## What the exercise asks:
The records follow. Filter them to the lines that hold "title".

Collected data:
>>>
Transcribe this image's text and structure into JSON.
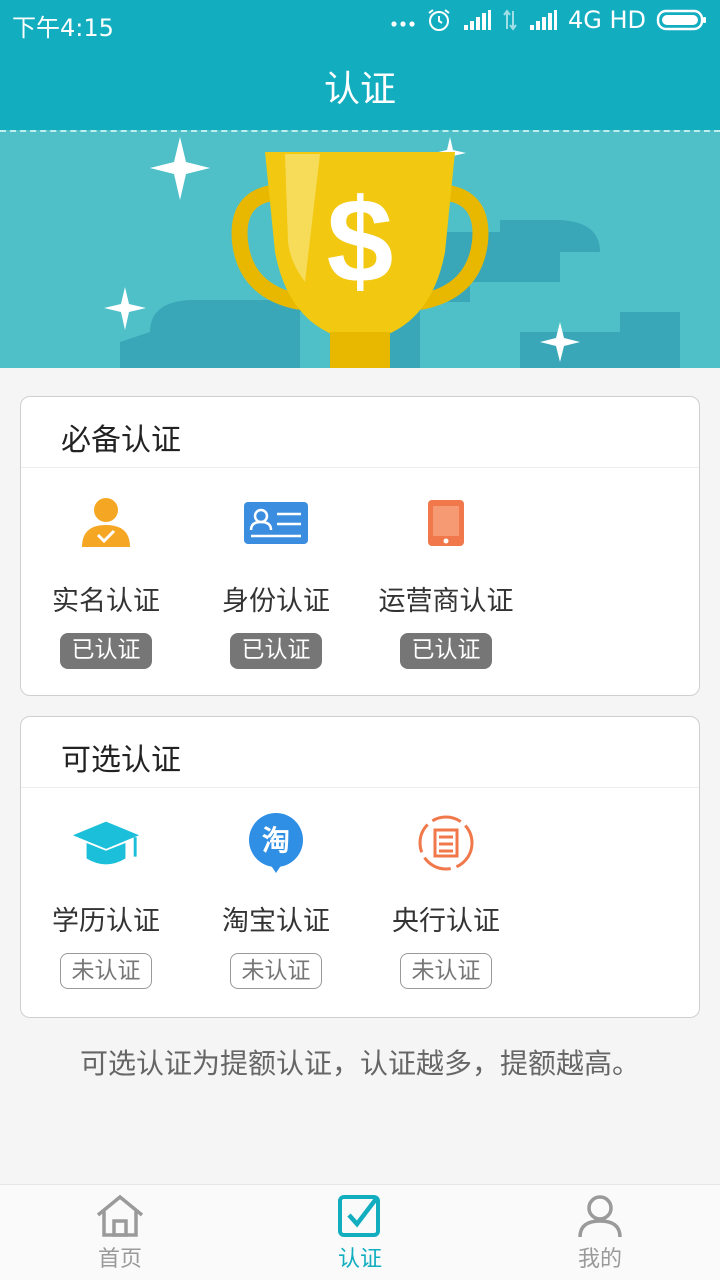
{
  "status_bar": {
    "time": "下午4:15",
    "network_label": "4G HD"
  },
  "header": {
    "title": "认证"
  },
  "required_section": {
    "title": "必备认证",
    "items": [
      {
        "label": "实名认证",
        "status": "已认证",
        "icon": "person-check-icon",
        "icon_color": "#f5a623",
        "verified": true
      },
      {
        "label": "身份认证",
        "status": "已认证",
        "icon": "id-card-icon",
        "icon_color": "#3b8de0",
        "verified": true
      },
      {
        "label": "运营商认证",
        "status": "已认证",
        "icon": "mobile-phone-icon",
        "icon_color": "#f0784a",
        "verified": true
      }
    ]
  },
  "optional_section": {
    "title": "可选认证",
    "items": [
      {
        "label": "学历认证",
        "status": "未认证",
        "icon": "graduation-cap-icon",
        "icon_color": "#1bbfd9",
        "verified": false
      },
      {
        "label": "淘宝认证",
        "status": "未认证",
        "icon": "taobao-icon",
        "icon_color": "#2f8fe4",
        "icon_text": "淘",
        "verified": false
      },
      {
        "label": "央行认证",
        "status": "未认证",
        "icon": "central-bank-icon",
        "icon_color": "#f0784a",
        "verified": false
      }
    ]
  },
  "footnote": "可选认证为提额认证，认证越多，提额越高。",
  "bottom_nav": [
    {
      "label": "首页",
      "icon": "home-icon",
      "active": false
    },
    {
      "label": "认证",
      "icon": "checkbox-icon",
      "active": true
    },
    {
      "label": "我的",
      "icon": "user-icon",
      "active": false
    }
  ],
  "colors": {
    "primary": "#12aec0",
    "banner_bg": "#4fc0c8",
    "badge_done": "#767676"
  }
}
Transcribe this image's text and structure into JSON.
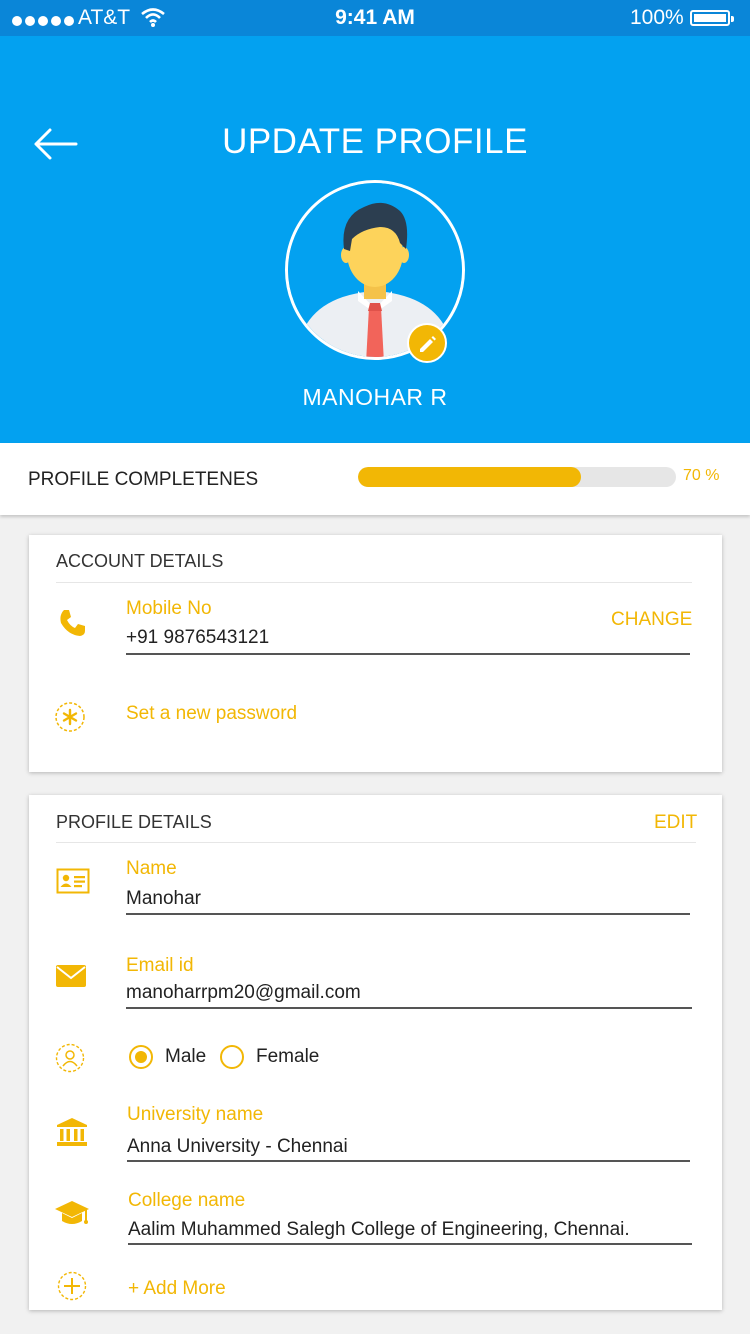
{
  "status_bar": {
    "carrier": "AT&T",
    "time": "9:41 AM",
    "battery": "100%"
  },
  "header": {
    "title": "UPDATE PROFILE",
    "user_name": "MANOHAR R"
  },
  "completeness": {
    "label": "PROFILE COMPLETENES",
    "percent_label": "70 %",
    "value": 0.7
  },
  "account": {
    "title": "ACCOUNT DETAILS",
    "mobile_label": "Mobile No",
    "mobile_value": "+91 9876543121",
    "change_label": "CHANGE",
    "password_link": "Set a new password"
  },
  "profile": {
    "title": "PROFILE DETAILS",
    "edit_label": "EDIT",
    "name_label": "Name",
    "name_value": "Manohar",
    "email_label": "Email id",
    "email_value": "manoharrpm20@gmail.com",
    "gender_options": [
      "Male",
      "Female"
    ],
    "gender_selected": "Male",
    "university_label": "University name",
    "university_value": "Anna University - Chennai",
    "college_label": "College name",
    "college_value": "Aalim Muhammed Salegh College of Engineering, Chennai.",
    "add_more": "+ Add More"
  },
  "colors": {
    "header_blue": "#03a1f0",
    "accent_gold": "#f2b705"
  },
  "icons": [
    "signal-dots-icon",
    "wifi-icon",
    "battery-icon",
    "back-arrow-icon",
    "avatar-illustration",
    "pencil-icon",
    "phone-icon",
    "asterisk-icon",
    "id-card-icon",
    "envelope-icon",
    "person-icon",
    "bank-icon",
    "graduation-cap-icon",
    "plus-circle-icon"
  ]
}
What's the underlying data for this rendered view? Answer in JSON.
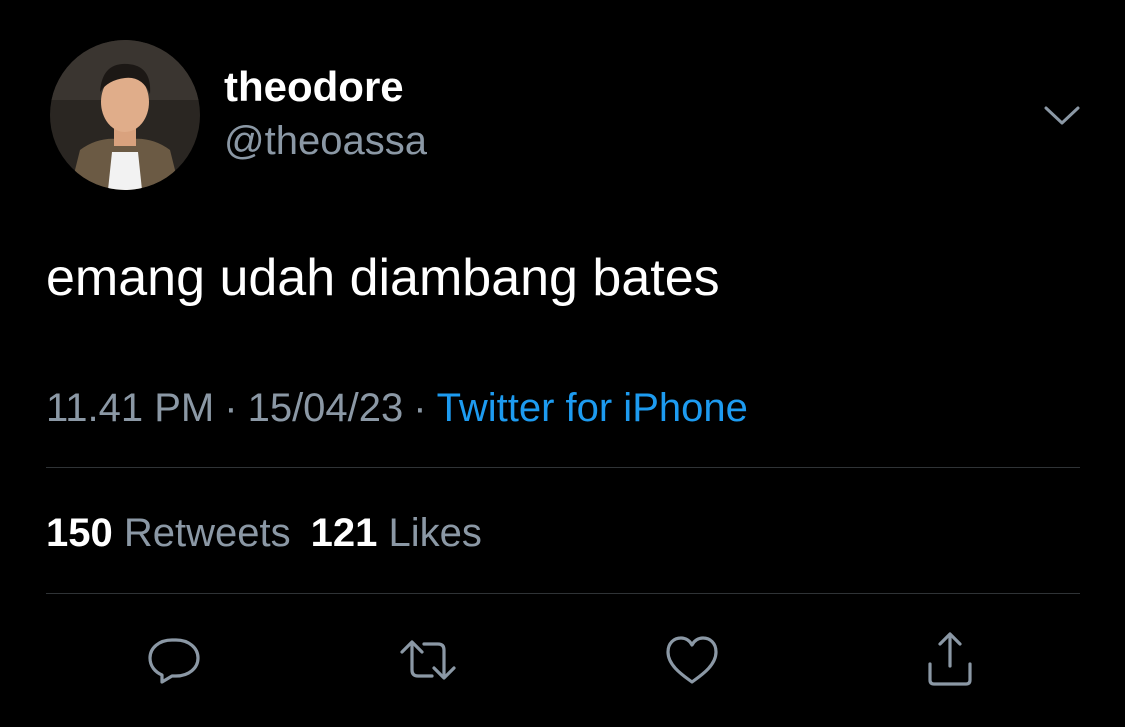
{
  "user": {
    "display_name": "theodore",
    "handle": "@theoassa"
  },
  "tweet": {
    "text": "emang udah diambang bates",
    "time": "11.41 PM",
    "date": "15/04/23",
    "separator": "·",
    "source": "Twitter for iPhone"
  },
  "stats": {
    "retweets_count": "150",
    "retweets_label": "Retweets",
    "likes_count": "121",
    "likes_label": "Likes"
  },
  "actions": [
    {
      "name": "reply",
      "icon": "speech-bubble-icon"
    },
    {
      "name": "retweet",
      "icon": "retweet-arrows-icon"
    },
    {
      "name": "like",
      "icon": "heart-icon"
    },
    {
      "name": "share",
      "icon": "share-upload-icon"
    }
  ],
  "colors": {
    "background": "#000000",
    "text_primary": "#ffffff",
    "text_secondary": "#8b98a5",
    "link": "#1d9bf0",
    "divider": "#2f3336"
  }
}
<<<
## Your response:
    "title": "认证"
    "title": "必备认证",
    "title": "可选认证",
    "title": "UPDATE PROFILE",
    "title": "ACCOUNT DETAILS",
    "title": "PROFILE DETAILS",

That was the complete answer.